Henrieke Hommes, safety advisor of ZOA

Good security policy contributes to lifesaving emergency aid

Henrieke Hommes, safety advisor of ZOA
Henrieke Hommes, safety advisor of ZOA

“As international aid organization, ZOA has many employees working abroad for shorter or longer periods of time. Investing in their safety is part and parcel of the human resources policy,” tells Zoa safety advisor Henrieke Hommes.

You work in disaster and conflict areas, such as South Sudan, Yemen and DR Congo. How responsible are you as an employer when you send your staff to such high-risk areas?

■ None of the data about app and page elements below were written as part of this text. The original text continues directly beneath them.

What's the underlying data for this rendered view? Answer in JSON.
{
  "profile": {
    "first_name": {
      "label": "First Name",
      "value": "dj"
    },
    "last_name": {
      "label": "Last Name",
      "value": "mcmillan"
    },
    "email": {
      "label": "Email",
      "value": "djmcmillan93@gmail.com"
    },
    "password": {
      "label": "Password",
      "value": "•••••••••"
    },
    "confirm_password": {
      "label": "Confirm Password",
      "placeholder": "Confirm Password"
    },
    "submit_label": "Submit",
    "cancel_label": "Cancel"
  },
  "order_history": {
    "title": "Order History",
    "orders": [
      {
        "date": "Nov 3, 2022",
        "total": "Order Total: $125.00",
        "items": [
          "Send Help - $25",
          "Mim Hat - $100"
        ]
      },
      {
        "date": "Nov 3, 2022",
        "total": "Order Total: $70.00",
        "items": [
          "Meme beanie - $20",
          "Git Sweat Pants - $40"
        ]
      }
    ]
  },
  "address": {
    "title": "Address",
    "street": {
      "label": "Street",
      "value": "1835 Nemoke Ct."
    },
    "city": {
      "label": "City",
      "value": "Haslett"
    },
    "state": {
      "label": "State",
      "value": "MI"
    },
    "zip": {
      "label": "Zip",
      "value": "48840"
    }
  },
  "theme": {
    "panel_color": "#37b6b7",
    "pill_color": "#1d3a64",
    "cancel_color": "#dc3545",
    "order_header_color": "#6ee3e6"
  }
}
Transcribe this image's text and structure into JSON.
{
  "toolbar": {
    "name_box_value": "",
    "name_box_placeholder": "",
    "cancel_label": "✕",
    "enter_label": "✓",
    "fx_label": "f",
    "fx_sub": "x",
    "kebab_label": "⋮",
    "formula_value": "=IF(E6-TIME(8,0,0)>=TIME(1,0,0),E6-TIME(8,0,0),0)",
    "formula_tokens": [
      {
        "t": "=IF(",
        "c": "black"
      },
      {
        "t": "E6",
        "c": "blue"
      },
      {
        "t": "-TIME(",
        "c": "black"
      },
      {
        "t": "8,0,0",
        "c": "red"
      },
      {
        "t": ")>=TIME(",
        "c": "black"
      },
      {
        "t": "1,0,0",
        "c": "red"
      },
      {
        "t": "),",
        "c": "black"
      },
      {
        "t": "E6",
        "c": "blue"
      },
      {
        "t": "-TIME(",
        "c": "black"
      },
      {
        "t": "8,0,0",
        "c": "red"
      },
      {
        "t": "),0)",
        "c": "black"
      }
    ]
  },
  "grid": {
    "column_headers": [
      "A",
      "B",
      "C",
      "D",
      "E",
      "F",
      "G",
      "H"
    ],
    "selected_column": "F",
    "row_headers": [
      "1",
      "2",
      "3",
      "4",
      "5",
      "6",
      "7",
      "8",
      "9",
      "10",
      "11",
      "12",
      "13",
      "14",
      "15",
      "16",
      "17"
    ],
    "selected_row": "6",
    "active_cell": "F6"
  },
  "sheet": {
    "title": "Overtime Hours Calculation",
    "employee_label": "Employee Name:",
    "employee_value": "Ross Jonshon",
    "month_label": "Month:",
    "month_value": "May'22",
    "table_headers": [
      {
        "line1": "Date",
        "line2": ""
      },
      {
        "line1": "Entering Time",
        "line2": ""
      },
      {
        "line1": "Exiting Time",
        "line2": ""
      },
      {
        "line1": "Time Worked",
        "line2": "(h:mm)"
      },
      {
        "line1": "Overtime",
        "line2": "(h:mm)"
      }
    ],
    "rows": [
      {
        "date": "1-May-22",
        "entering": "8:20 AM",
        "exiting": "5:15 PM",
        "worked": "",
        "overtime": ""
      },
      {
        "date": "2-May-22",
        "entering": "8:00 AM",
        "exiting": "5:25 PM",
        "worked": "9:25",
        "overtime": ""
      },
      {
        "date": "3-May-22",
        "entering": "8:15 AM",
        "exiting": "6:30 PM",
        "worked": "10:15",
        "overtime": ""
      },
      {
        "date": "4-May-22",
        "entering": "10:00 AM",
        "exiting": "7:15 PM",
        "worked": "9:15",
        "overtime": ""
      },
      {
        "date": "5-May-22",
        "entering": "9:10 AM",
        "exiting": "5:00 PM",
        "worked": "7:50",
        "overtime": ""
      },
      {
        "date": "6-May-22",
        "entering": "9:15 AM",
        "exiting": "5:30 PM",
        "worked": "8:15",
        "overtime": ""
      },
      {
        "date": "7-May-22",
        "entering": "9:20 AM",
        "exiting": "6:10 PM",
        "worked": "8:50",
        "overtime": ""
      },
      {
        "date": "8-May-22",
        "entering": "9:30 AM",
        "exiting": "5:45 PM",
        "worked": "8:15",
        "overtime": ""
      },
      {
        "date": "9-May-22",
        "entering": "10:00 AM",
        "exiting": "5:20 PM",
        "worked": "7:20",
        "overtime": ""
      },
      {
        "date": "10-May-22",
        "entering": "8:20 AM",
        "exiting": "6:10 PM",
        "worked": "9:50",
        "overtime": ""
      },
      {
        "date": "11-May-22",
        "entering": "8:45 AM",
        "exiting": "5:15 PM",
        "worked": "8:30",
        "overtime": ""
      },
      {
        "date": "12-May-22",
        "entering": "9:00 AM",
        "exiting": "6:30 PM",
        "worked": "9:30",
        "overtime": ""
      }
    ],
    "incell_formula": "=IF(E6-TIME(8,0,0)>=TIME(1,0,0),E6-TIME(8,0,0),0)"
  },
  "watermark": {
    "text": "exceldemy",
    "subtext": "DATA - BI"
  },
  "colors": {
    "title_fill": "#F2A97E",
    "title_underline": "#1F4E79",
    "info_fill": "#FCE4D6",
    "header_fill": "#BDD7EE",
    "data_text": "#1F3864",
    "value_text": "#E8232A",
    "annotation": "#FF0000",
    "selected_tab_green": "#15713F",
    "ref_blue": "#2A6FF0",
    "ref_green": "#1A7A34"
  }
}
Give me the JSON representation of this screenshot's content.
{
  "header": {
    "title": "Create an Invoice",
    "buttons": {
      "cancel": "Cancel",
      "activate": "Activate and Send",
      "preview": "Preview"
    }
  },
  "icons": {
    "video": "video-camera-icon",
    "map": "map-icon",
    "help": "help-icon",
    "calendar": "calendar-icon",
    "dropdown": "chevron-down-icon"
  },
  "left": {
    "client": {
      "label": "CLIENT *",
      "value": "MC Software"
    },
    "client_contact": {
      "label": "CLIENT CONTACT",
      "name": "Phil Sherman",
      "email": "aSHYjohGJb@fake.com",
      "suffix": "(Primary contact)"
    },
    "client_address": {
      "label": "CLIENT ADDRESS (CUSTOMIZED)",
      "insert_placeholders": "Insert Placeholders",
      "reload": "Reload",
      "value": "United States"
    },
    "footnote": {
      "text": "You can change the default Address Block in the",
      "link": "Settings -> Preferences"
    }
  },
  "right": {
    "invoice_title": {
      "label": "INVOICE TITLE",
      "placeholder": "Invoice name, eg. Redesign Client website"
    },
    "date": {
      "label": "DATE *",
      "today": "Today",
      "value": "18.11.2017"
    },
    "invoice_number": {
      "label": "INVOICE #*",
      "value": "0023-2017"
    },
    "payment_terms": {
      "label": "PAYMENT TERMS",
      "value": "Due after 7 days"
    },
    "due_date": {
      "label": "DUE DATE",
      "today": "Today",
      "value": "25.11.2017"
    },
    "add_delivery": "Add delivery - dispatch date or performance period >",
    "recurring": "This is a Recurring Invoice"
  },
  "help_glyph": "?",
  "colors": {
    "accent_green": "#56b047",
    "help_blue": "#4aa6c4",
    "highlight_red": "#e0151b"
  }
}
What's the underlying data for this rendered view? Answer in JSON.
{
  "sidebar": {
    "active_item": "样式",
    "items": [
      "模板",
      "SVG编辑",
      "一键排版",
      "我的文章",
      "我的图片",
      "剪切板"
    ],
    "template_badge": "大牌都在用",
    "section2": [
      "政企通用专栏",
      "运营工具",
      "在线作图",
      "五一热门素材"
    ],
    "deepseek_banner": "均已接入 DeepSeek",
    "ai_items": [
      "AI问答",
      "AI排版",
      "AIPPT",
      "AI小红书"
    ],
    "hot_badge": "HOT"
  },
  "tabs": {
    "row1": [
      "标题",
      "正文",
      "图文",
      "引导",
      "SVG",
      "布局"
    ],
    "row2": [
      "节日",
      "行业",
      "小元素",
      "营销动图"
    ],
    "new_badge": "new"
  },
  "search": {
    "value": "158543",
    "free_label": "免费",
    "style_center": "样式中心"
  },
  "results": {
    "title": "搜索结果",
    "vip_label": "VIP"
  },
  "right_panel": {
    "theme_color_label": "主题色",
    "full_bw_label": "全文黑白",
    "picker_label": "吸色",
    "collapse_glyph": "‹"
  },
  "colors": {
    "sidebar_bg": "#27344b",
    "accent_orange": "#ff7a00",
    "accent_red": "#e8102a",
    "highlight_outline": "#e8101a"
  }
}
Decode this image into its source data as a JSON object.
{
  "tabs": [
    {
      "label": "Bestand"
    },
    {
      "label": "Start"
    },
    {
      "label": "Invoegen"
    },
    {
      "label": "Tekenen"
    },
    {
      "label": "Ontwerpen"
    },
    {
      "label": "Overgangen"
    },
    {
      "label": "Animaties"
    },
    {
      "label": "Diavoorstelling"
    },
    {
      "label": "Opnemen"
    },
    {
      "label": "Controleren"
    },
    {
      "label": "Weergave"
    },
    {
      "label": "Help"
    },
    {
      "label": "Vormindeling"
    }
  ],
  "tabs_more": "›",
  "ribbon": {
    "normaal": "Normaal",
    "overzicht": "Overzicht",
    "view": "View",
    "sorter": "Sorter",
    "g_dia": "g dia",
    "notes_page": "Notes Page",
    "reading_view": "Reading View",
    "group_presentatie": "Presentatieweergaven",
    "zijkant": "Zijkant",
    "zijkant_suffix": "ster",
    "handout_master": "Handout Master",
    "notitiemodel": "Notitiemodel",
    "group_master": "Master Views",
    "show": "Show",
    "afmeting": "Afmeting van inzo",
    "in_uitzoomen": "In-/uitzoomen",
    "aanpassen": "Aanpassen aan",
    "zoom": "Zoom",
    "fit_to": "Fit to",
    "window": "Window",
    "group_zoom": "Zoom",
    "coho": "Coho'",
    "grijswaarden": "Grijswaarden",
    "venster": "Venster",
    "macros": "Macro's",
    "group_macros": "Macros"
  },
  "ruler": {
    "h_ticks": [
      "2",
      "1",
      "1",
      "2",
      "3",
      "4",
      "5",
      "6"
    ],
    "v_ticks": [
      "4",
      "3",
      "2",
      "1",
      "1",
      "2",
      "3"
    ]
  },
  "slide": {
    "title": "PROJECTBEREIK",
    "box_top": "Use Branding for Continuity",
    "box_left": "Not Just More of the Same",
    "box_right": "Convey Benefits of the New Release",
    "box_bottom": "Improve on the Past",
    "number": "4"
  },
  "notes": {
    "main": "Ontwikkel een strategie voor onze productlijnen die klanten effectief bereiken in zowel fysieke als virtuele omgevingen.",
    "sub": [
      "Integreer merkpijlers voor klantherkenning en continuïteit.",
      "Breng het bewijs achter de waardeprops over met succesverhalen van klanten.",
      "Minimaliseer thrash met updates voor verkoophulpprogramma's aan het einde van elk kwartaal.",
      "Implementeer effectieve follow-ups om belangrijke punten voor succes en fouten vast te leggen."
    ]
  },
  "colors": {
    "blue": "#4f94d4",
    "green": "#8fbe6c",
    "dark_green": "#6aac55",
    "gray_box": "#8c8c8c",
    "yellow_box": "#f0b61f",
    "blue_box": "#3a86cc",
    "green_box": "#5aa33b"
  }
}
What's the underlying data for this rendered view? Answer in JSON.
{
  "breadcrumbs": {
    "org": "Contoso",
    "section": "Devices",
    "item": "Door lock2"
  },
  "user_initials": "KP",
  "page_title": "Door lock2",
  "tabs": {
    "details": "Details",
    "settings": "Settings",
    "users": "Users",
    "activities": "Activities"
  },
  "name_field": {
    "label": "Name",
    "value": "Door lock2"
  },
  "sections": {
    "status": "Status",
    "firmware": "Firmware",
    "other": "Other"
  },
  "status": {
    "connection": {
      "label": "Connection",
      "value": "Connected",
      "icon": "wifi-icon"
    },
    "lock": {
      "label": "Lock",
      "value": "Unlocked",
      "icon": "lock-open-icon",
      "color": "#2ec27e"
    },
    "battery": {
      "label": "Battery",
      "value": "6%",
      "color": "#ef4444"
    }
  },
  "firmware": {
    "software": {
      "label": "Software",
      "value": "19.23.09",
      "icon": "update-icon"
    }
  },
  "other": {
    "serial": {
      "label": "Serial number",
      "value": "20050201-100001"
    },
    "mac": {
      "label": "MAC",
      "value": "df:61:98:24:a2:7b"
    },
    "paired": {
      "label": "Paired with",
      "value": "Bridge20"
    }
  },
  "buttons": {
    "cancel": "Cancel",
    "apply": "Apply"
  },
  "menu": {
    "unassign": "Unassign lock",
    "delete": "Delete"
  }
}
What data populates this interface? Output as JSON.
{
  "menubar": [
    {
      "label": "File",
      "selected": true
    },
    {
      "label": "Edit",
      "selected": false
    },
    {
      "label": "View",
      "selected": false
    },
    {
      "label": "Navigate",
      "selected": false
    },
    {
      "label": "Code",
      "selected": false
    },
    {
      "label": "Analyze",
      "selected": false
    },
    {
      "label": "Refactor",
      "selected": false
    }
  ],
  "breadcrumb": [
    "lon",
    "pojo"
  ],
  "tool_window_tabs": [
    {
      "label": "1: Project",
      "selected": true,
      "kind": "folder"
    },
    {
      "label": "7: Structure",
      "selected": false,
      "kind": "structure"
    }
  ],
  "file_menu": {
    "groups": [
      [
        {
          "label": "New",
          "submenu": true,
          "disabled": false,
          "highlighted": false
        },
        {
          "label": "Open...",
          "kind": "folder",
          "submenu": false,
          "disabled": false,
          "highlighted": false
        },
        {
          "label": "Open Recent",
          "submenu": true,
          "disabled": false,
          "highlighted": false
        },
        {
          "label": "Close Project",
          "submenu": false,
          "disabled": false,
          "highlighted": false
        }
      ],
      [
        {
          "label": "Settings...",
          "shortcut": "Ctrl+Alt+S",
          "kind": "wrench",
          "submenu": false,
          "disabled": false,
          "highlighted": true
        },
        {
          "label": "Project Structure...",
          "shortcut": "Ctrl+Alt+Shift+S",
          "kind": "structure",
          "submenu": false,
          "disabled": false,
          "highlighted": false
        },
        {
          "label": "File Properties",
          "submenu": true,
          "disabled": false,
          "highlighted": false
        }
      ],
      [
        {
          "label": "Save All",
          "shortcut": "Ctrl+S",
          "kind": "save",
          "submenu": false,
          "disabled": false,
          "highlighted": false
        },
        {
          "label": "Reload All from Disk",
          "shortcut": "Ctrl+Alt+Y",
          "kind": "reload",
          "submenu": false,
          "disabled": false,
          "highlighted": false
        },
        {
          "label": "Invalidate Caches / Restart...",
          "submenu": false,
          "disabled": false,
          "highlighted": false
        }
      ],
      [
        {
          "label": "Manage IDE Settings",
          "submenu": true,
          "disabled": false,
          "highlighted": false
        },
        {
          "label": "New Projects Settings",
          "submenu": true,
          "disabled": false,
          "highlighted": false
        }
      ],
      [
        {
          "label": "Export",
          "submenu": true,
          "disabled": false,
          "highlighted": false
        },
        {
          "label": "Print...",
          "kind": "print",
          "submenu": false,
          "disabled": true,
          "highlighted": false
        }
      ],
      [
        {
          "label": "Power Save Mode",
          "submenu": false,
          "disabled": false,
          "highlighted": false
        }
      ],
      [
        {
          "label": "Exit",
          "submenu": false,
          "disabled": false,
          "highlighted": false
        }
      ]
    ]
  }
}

It is our mission to help people, especially those living in the most difficult areas of the world. Of course, being an employer, you have a responsibility. That is why within ZOA, we have extensive and up-to-date security procedures. I.e. staff travelling abroad need to follow a 3-day basic training on safety & security, they are obliged to follow the rules of the country policy and security policy, and we only approve travel when employees have been through all the procedures.

That sounds like a heavy procedure. Is security policy not a hindrance to carrying out your work?

On the contrary. Thanks to our policy, employees know how to prepare for a journey and how to behave when they end up in an emergency situation. It works in a preventive way. Because we sharply monitor security, we are able to respond fast. If necessary, we need to evacuate people, like recently when violence erupted in South Sudan. But the best part of my work is that I am able to contribute to our people continuing their work in hard circumstances. Or can return home quickly.

Could you tell us a little more? What do you like so much about your work?

My work allows me to contribute to aid for people in extremely difficult areas. People for whom we can make the difference between life and death. That is what motivates me.

Is security policy a book of law?

Yes and no. It is very important that people follow the policy. That they dress appropriately, for example. That they always wear a seatbelt. And that they tell us where they are on a regular basis. But when push comes to shove, you have to decide in a split second. Suppose you are being shot at, you have to choose immediately: to stop or to continue driving? What matters is that people are aware of the consequences of their choices. That is the most important aspect.


We find ways